Avoid Story Telling. Everyone enjoys a good story, but you may want to consider saving your stories about any drinking habits you may have had when you were younger or when you were in college, for a later time in your child’s life. If your child hears you tell stories about the way you used to party, they may interpret it to mean that you are okay with them partying. It is also easy for your child to believe, “If my parent did it and they’re okay, I will be too.” This can be especially harmful because of how trends or even chemicals have changed over time. There are current trends of college students drinking hard alcohol straight rather than mixed with something like pop or juice. This trend makes it easy to consume a great deal of alcohol in a short amount of time, sometimes unknowingly. Marijuana, for example, is 4.5 - 27 times stronger now than it was in 1976 (National Institute on Drug Abuse, 2012).

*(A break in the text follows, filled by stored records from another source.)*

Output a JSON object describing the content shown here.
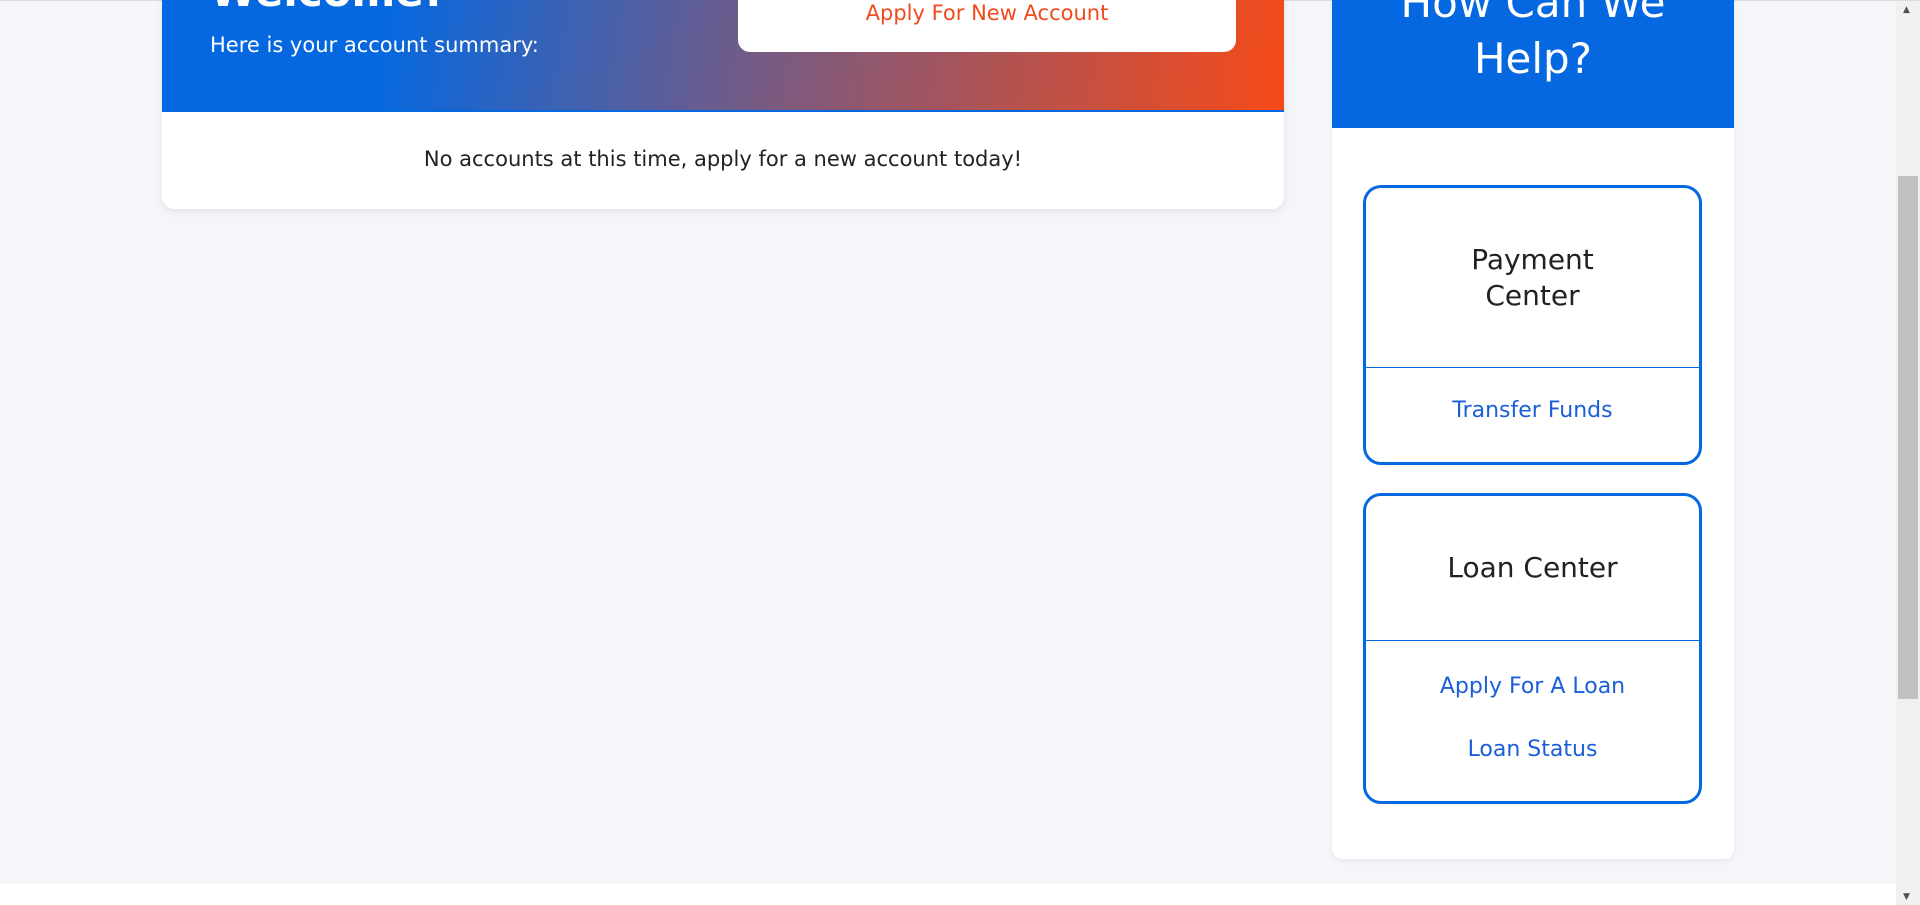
{
  "account": {
    "welcome": "Welcome!",
    "summary": "Here is your account summary:",
    "apply_button": "Apply For New Account",
    "empty_message": "No accounts at this time, apply for a new account today!"
  },
  "help": {
    "title_line1": "How Can We",
    "title_line2": "Help?",
    "payment": {
      "title": "Payment Center",
      "links": [
        "Transfer Funds"
      ]
    },
    "loan": {
      "title": "Loan Center",
      "links": [
        "Apply For A Loan",
        "Loan Status"
      ]
    }
  },
  "colors": {
    "brand_blue": "#0568e0",
    "accent_orange": "#f64a18"
  }
}
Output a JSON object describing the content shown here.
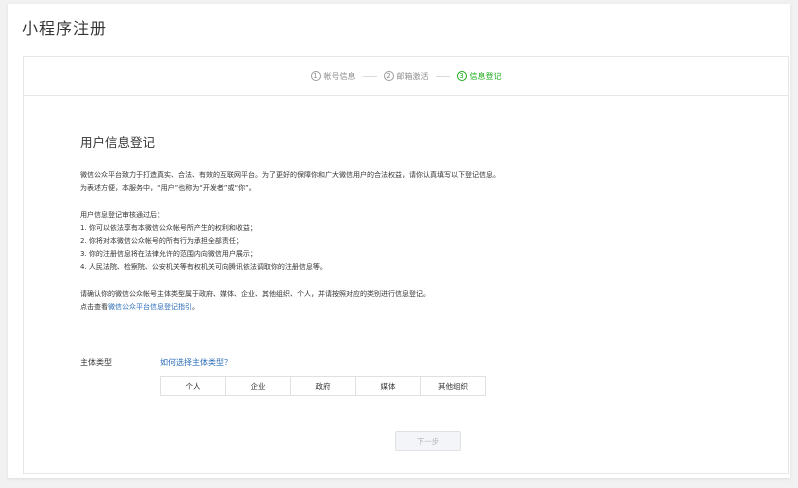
{
  "page": {
    "title": "小程序注册"
  },
  "steps": [
    {
      "num": "1",
      "label": "帐号信息",
      "active": false
    },
    {
      "num": "2",
      "label": "邮箱激活",
      "active": false
    },
    {
      "num": "3",
      "label": "信息登记",
      "active": true
    }
  ],
  "section": {
    "title": "用户信息登记",
    "intro_line1": "微信公众平台致力于打造真实、合法、有效的互联网平台。为了更好的保障你和广大微信用户的合法权益，请你认真填写以下登记信息。",
    "intro_line2": "为表述方便，本服务中，“用户”也称为“开发者”或“你”。",
    "list_title": "用户信息登记审核通过后：",
    "list": [
      "1. 你可以依法享有本微信公众帐号所产生的权利和收益；",
      "2. 你将对本微信公众帐号的所有行为承担全部责任；",
      "3. 你的注册信息将在法律允许的范围内向微信用户展示；",
      "4. 人民法院、检察院、公安机关等有权机关可向腾讯依法调取你的注册信息等。"
    ],
    "confirm_line": "请确认你的微信公众帐号主体类型属于政府、媒体、企业、其他组织、个人，并请按照对应的类别进行信息登记。",
    "guide_prefix": "点击查看",
    "guide_link": "微信公众平台信息登记指引",
    "guide_suffix": "。"
  },
  "subject": {
    "label": "主体类型",
    "help_link": "如何选择主体类型？",
    "types": [
      "个人",
      "企业",
      "政府",
      "媒体",
      "其他组织"
    ]
  },
  "buttons": {
    "next": "下一步"
  }
}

I’ve already shared stories…now what? If you’ve already shared stories, be sure to have another conversation with your child making it clear what your expectations are. Let your child know of times when you made wise decisions regarding alcohol and what you learned from decisions you wouldn’t make again now.

Practice Low-Risk Use. Expecting your child to wait until they are 21 to consume alcohol doesn’t mean you can’t drink until they are 21 too. When you choose to drink, make decisions that demonstrate low-risk alcohol consumption. Here are a few tips to follow:

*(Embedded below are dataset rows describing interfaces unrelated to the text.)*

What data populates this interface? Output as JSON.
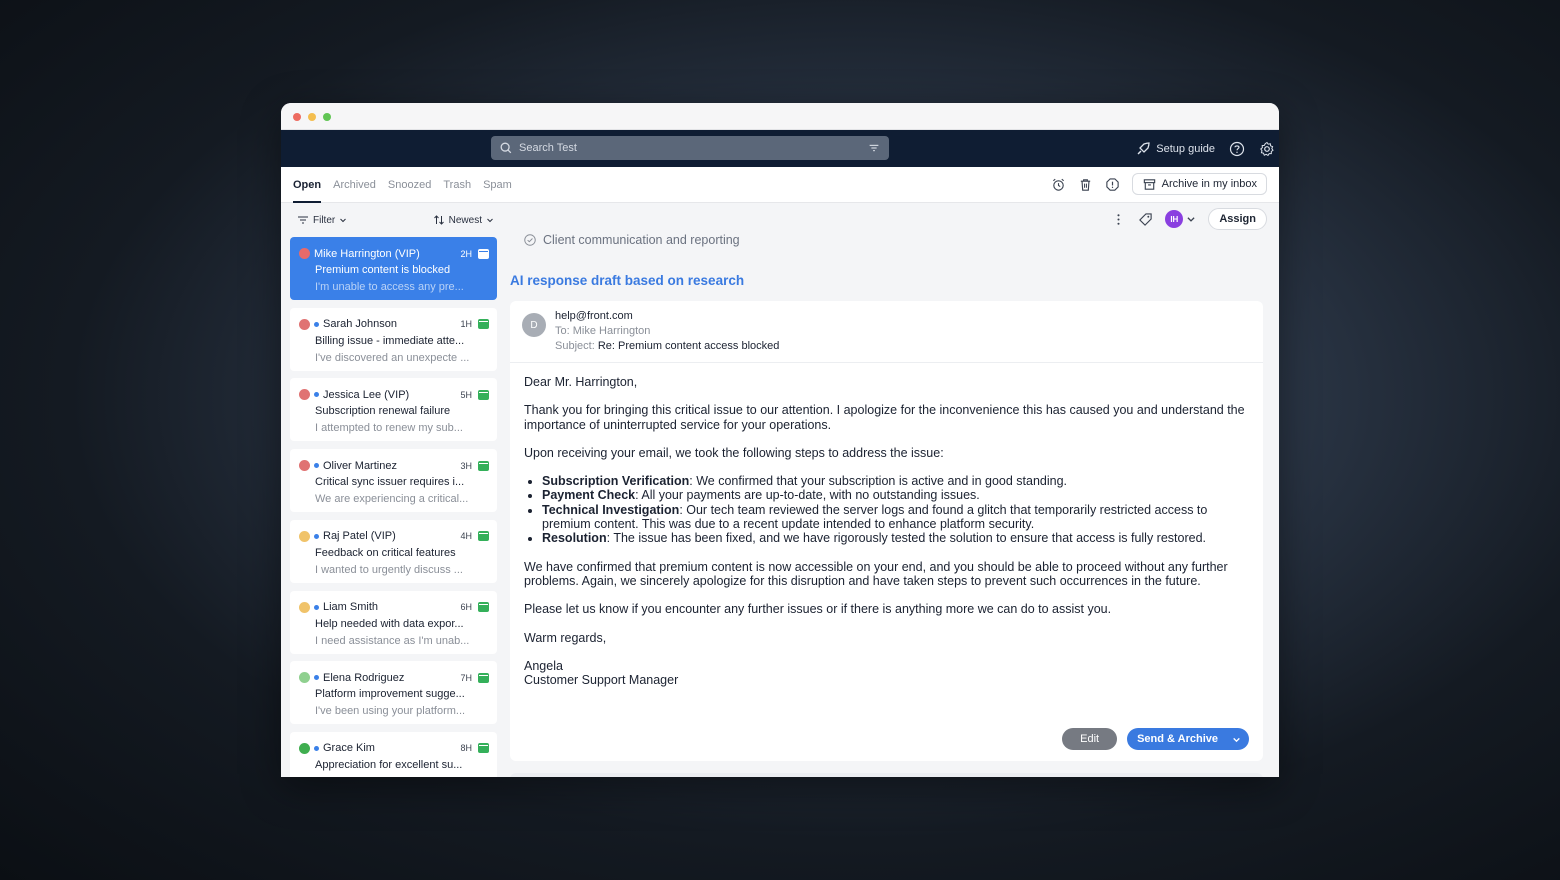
{
  "search": {
    "placeholder": "Search Test"
  },
  "topbar": {
    "setup_label": "Setup guide"
  },
  "tabs": [
    {
      "label": "Open",
      "active": true
    },
    {
      "label": "Archived"
    },
    {
      "label": "Snoozed"
    },
    {
      "label": "Trash"
    },
    {
      "label": "Spam"
    }
  ],
  "toolbar": {
    "archive_label": "Archive in my inbox"
  },
  "list": {
    "filter_label": "Filter",
    "sort_label": "Newest",
    "conversations": [
      {
        "name": "Mike Harrington (VIP)",
        "time": "2H",
        "subject": "Premium content is blocked",
        "preview": "I'm unable to access any pre...",
        "dot_color": "#e86a6a",
        "unread": false,
        "active": true
      },
      {
        "name": "Sarah Johnson",
        "time": "1H",
        "subject": "Billing issue - immediate atte...",
        "preview": "I've discovered an unexpecte ...",
        "dot_color": "#e07272",
        "unread": true
      },
      {
        "name": "Jessica Lee (VIP)",
        "time": "5H",
        "subject": "Subscription renewal failure",
        "preview": "I attempted to renew my sub...",
        "dot_color": "#e07272",
        "unread": true
      },
      {
        "name": "Oliver Martinez",
        "time": "3H",
        "subject": "Critical sync issuer requires i...",
        "preview": "We are experiencing a critical...",
        "dot_color": "#e07272",
        "unread": true
      },
      {
        "name": "Raj Patel (VIP)",
        "time": "4H",
        "subject": "Feedback on critical features",
        "preview": "I wanted to urgently discuss ...",
        "dot_color": "#f0c36a",
        "unread": true
      },
      {
        "name": "Liam Smith",
        "time": "6H",
        "subject": "Help needed with data expor...",
        "preview": "I need assistance as I'm unab...",
        "dot_color": "#f0c36a",
        "unread": true
      },
      {
        "name": "Elena Rodriguez",
        "time": "7H",
        "subject": "Platform improvement sugge...",
        "preview": "I've been using your platform...",
        "dot_color": "#8fd08f",
        "unread": true
      },
      {
        "name": "Grace Kim",
        "time": "8H",
        "subject": "Appreciation for excellent su...",
        "preview": "",
        "dot_color": "#3fae4f",
        "unread": true
      }
    ]
  },
  "main": {
    "assignee_initials": "IH",
    "assign_label": "Assign",
    "topic": "Client communication and reporting",
    "draft_title": "AI response draft based on research",
    "email": {
      "avatar": "D",
      "from": "help@front.com",
      "to": "To: Mike Harrington",
      "subject_prefix": "Subject:",
      "subject": "Re: Premium content access blocked",
      "greeting": "Dear Mr. Harrington,",
      "p1": "Thank you for bringing this critical issue to our attention. I apologize for the inconvenience this has caused you and understand the importance of uninterrupted service for your operations.",
      "p2": "Upon receiving your email, we took the following steps to address the issue:",
      "steps": [
        {
          "title": "Subscription Verification",
          "text": ": We confirmed that your subscription is active and in good standing."
        },
        {
          "title": "Payment Check",
          "text": ": All your payments are up-to-date, with no outstanding issues."
        },
        {
          "title": "Technical Investigation",
          "text": ": Our tech team reviewed the server logs and found a glitch that temporarily restricted access to premium content. This was due to a recent update intended to enhance platform security."
        },
        {
          "title": "Resolution",
          "text": ": The issue has been fixed, and we have rigorously tested the solution to ensure that access is fully restored."
        }
      ],
      "p3": "We have confirmed that premium content is now accessible on your end, and you should be able to proceed without any further problems. Again, we sincerely apologize for this disruption and have taken steps to prevent such occurrences in the future.",
      "p4": "Please let us know if you encounter any further issues or if there is anything more we can do to assist you.",
      "closing": "Warm regards,",
      "sign_name": "Angela",
      "sign_title": "Customer Support Manager"
    },
    "edit_label": "Edit",
    "send_label": "Send & Archive"
  }
}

  • Have a plan before you start, share with your child what that plan is. Will you be driving? Who will you be with? Do you know how many you want to drink?
  • Keep it to one standard drink an hour. It takes the body a little over one hour to digest one standard drink, keeping it down to one an hour keeps your risks down too.
  • 3 or 4, no more. Remember that 4 or more drinks for women, 5 or more for men, is considered binge drinking. Set a cap for yourself of no more than three (for women) or four (for men).
  • Avoid highs and lows. Each time you’ve had a rough day, are you finishing the day with a drink? If so, you could be sending a message to your child that drinking alcohol when something is not going well is a good idea. Similarly, is there always alcohol around in times of celebration? If so, it could be sending the message that celebrations should include alcohol. How do you model alcohol use?

 

 

You are watching television with your son when a story comes on the news reporting a drunk driving crash.

What to Say
"I am so proud of the choices you have made and hope that you would never choose to drink and drive. I bet you could lose your scholarship/job if you did that.”

Suggestions for Parents on How to Communicate with their Children via Text Messages 

 
Here are some texting examples:
  • Hope UR having fun. Stay smart. Luv u
  • Be ur self. Be safe
  • I’m lucky ur my kid. Luv u
  • Thx for being so great. Have fun. Stay safe
  • If u need me – call me
  • Remember, I trust u. Love ya
  • Remember our talk. Love u and have fun.
  • Be careful and have fun.
  • Let me know where u r when u have a min. thx
  • Give me a call when u get a chance. Luv u
  • I’m always here if u need to talk.
  • Luv u.

 

National Institute on Drug Abuse (2012). North Dakota University System (2013).